> **What the task requires**
Copy out each line from the material where the word "true" is found.
(Data to use begins)
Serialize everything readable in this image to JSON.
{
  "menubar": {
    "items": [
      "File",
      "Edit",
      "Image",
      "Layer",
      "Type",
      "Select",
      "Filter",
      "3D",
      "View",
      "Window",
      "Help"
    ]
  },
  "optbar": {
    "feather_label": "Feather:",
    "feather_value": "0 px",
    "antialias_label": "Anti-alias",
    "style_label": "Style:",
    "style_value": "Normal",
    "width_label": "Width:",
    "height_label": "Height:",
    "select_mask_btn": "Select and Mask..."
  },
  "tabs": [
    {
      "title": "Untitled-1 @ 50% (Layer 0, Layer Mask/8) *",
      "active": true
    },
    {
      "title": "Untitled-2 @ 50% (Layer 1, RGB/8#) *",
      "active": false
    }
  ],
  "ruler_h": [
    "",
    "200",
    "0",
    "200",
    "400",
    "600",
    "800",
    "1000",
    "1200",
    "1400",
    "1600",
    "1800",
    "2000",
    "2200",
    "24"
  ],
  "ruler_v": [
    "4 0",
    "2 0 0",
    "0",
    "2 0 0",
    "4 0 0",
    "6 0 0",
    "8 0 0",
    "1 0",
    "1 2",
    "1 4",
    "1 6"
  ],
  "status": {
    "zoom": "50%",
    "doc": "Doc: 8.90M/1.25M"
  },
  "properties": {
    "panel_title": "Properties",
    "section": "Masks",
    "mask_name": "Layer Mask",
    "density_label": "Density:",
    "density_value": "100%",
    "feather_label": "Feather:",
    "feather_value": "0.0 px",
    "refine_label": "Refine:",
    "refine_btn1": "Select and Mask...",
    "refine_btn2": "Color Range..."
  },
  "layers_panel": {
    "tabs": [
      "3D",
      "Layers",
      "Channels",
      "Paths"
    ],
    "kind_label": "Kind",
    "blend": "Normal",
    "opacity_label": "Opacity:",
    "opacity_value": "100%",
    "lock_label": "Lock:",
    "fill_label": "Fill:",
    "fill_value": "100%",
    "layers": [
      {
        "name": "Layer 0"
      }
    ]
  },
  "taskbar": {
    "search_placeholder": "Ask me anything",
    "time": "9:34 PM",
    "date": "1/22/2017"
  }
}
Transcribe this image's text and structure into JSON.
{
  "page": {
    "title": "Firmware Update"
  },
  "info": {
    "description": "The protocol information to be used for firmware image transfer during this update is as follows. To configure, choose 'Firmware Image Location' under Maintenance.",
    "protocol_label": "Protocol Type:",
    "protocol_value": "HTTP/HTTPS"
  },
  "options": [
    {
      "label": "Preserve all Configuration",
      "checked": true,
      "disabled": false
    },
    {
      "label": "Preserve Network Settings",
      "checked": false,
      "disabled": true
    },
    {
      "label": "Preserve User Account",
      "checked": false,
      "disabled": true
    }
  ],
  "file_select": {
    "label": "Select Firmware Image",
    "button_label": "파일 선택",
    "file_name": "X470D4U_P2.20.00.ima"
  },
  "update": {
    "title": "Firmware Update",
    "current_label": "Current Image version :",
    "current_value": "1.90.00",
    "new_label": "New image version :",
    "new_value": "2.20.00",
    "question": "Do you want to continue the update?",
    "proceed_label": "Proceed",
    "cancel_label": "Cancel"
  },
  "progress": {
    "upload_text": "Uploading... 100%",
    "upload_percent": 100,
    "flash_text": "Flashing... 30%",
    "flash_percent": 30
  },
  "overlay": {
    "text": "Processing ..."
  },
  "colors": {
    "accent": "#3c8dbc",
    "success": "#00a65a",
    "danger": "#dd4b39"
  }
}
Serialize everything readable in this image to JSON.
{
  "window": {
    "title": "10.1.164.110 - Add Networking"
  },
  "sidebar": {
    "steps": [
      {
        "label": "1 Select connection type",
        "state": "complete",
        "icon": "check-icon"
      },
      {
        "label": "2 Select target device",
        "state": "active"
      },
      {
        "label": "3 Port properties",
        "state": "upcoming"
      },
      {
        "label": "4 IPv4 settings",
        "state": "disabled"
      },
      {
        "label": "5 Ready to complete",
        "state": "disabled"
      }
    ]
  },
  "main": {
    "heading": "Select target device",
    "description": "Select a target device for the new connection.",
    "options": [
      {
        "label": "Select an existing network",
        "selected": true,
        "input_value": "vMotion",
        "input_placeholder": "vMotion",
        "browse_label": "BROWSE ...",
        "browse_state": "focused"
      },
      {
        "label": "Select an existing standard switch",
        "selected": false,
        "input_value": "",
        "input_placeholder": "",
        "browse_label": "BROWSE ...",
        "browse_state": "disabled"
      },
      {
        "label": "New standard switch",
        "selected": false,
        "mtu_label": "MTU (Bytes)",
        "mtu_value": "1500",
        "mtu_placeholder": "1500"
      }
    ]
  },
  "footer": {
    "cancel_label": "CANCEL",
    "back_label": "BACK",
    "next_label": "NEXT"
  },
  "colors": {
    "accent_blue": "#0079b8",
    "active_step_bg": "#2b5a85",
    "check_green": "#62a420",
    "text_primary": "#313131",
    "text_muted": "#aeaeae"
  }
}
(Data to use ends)
> **Exercise result**
      "active": true
      "checked": true,
      "disabled": true
      "disabled": true
        "selected": true,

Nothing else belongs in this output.